Problem
Which lines below contain "from"? Copy every one of them.

Source data
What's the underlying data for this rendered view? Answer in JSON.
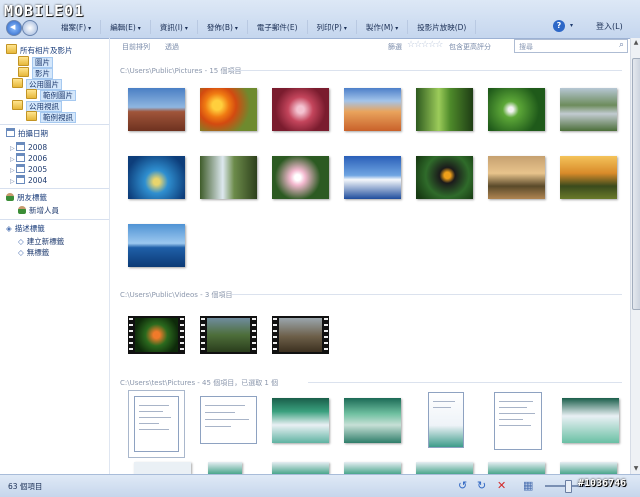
{
  "logo": {
    "text": "MOBILE01"
  },
  "menu": [
    {
      "label": "檔案(F)",
      "arrow": "▾"
    },
    {
      "label": "編輯(E)",
      "arrow": "▾"
    },
    {
      "label": "資訊(I)",
      "arrow": "▾"
    },
    {
      "label": "發佈(B)",
      "arrow": "▾"
    },
    {
      "label": "電子郵件(E)",
      "arrow": ""
    },
    {
      "label": "列印(P)",
      "arrow": "▾"
    },
    {
      "label": "製作(M)",
      "arrow": "▾"
    },
    {
      "label": "投影片放映(D)",
      "arrow": ""
    }
  ],
  "help": {
    "icon": "?",
    "arrow": "▾"
  },
  "login": "登入(L)",
  "sidebar": {
    "all": "所有相片及影片",
    "pictures": "圖片",
    "videos": "影片",
    "public_pictures": "公用圖片",
    "sample_pictures": "範例圖片",
    "public_videos": "公用視訊",
    "sample_videos": "範例視訊",
    "date_taken": "拍攝日期",
    "years": [
      "2008",
      "2006",
      "2005",
      "2004"
    ],
    "people_tags": "朋友標籤",
    "add_person": "新增人員",
    "desc_tags": "描述標籤",
    "create_tag": "建立新標籤",
    "no_tag": "無標籤"
  },
  "subbar": {
    "view_all": "目前排列",
    "filter": "透過",
    "rating_label": "篩選",
    "stars": "☆☆☆☆☆",
    "rating_suffix": "包含更高評分",
    "search_placeholder": "搜尋",
    "search_icon": "⌕"
  },
  "sections": {
    "pictures": "C:\\Users\\Public\\Pictures - 15 個項目",
    "videos": "C:\\Users\\Public\\Videos - 3 個項目",
    "test_pictures": "C:\\Users\\test\\Pictures - 45 個項目，已選取 1 個"
  },
  "status": {
    "count": "63 個項目"
  },
  "bottom_icons": {
    "rotate_left": "↺",
    "rotate_right": "↻",
    "delete": "✕",
    "view": "▦"
  },
  "watermark": "#1036746"
}
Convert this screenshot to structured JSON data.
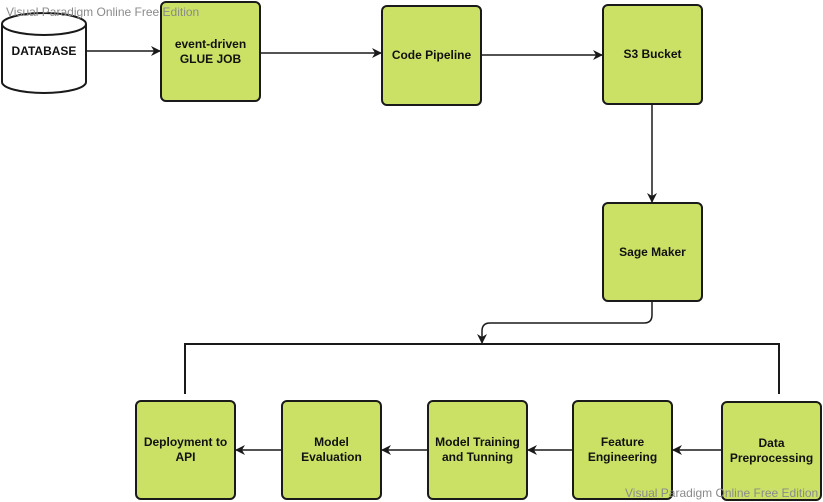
{
  "diagram": {
    "colors": {
      "node_fill": "#cbe165",
      "stroke": "#1a1a1a",
      "watermark": "#8a8a8a"
    },
    "nodes": [
      {
        "id": "database",
        "shape": "cylinder",
        "label": "DATABASE"
      },
      {
        "id": "glue",
        "shape": "rounded-rect",
        "label": "event-driven\nGLUE JOB"
      },
      {
        "id": "pipeline",
        "shape": "rounded-rect",
        "label": "Code Pipeline"
      },
      {
        "id": "s3",
        "shape": "rounded-rect",
        "label": "S3 Bucket"
      },
      {
        "id": "sagemaker",
        "shape": "rounded-rect",
        "label": "Sage Maker"
      },
      {
        "id": "deploy",
        "shape": "rounded-rect",
        "label": "Deployment to\nAPI"
      },
      {
        "id": "evaluation",
        "shape": "rounded-rect",
        "label": "Model\nEvaluation"
      },
      {
        "id": "training",
        "shape": "rounded-rect",
        "label": "Model Training\nand Tunning"
      },
      {
        "id": "feature",
        "shape": "rounded-rect",
        "label": "Feature\nEngineering"
      },
      {
        "id": "preprocess",
        "shape": "rounded-rect",
        "label": "Data\nPreprocessing"
      }
    ],
    "edges": [
      {
        "from": "database",
        "to": "glue"
      },
      {
        "from": "glue",
        "to": "pipeline"
      },
      {
        "from": "pipeline",
        "to": "s3"
      },
      {
        "from": "s3",
        "to": "sagemaker"
      },
      {
        "from": "sagemaker",
        "to": "ml-group"
      },
      {
        "from": "preprocess",
        "to": "feature"
      },
      {
        "from": "feature",
        "to": "training"
      },
      {
        "from": "training",
        "to": "evaluation"
      },
      {
        "from": "evaluation",
        "to": "deploy"
      }
    ],
    "groups": [
      {
        "id": "ml-group",
        "members": [
          "deploy",
          "evaluation",
          "training",
          "feature",
          "preprocess"
        ]
      }
    ]
  },
  "watermarks": {
    "top": "Visual Paradigm Online Free Edition",
    "bottom": "Visual Paradigm Online Free Edition"
  }
}
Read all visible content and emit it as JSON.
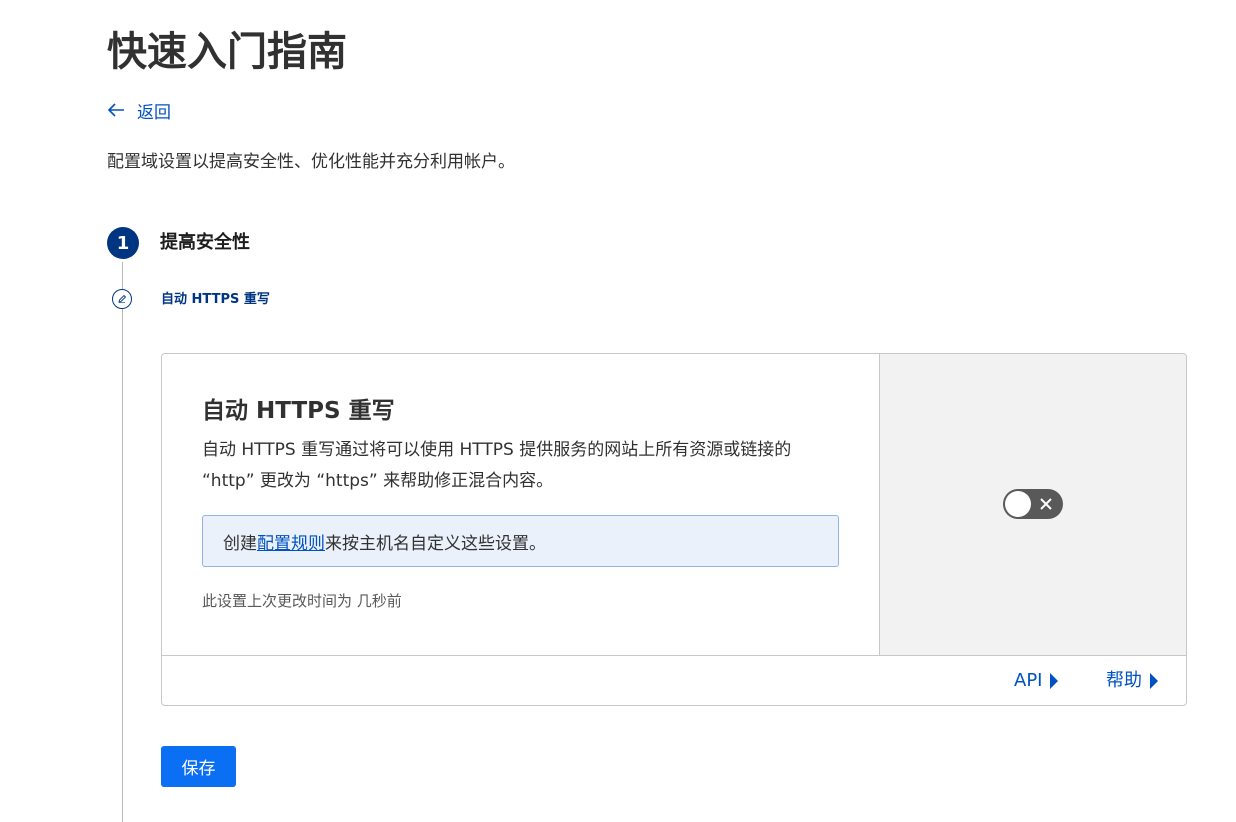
{
  "page": {
    "title": "快速入门指南",
    "back_label": "返回",
    "intro": "配置域设置以提高安全性、优化性能并充分利用帐户。"
  },
  "step": {
    "number": "1",
    "title": "提高安全性",
    "substep_label": "自动 HTTPS 重写"
  },
  "card": {
    "title": "自动 HTTPS 重写",
    "description": "自动 HTTPS 重写通过将可以使用 HTTPS 提供服务的网站上所有资源或链接的 “http” 更改为 “https” 来帮助修正混合内容。",
    "info_prefix": "创建",
    "info_link": "配置规则",
    "info_suffix": "来按主机名自定义这些设置。",
    "last_updated": "此设置上次更改时间为 几秒前",
    "toggle_on": false,
    "footer_links": [
      {
        "label": "API"
      },
      {
        "label": "帮助"
      }
    ]
  },
  "actions": {
    "save_label": "保存"
  },
  "colors": {
    "accent": "#0051c3",
    "step_badge": "#003681",
    "primary_button": "#0a6ff3",
    "toggle_off": "#595959"
  }
}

Exercise response
        "from": "database",
        "from": "glue",
        "from": "pipeline",
        "from": "s3",
        "from": "sagemaker",
        "from": "preprocess",
        "from": "feature",
        "from": "training",
        "from": "evaluation",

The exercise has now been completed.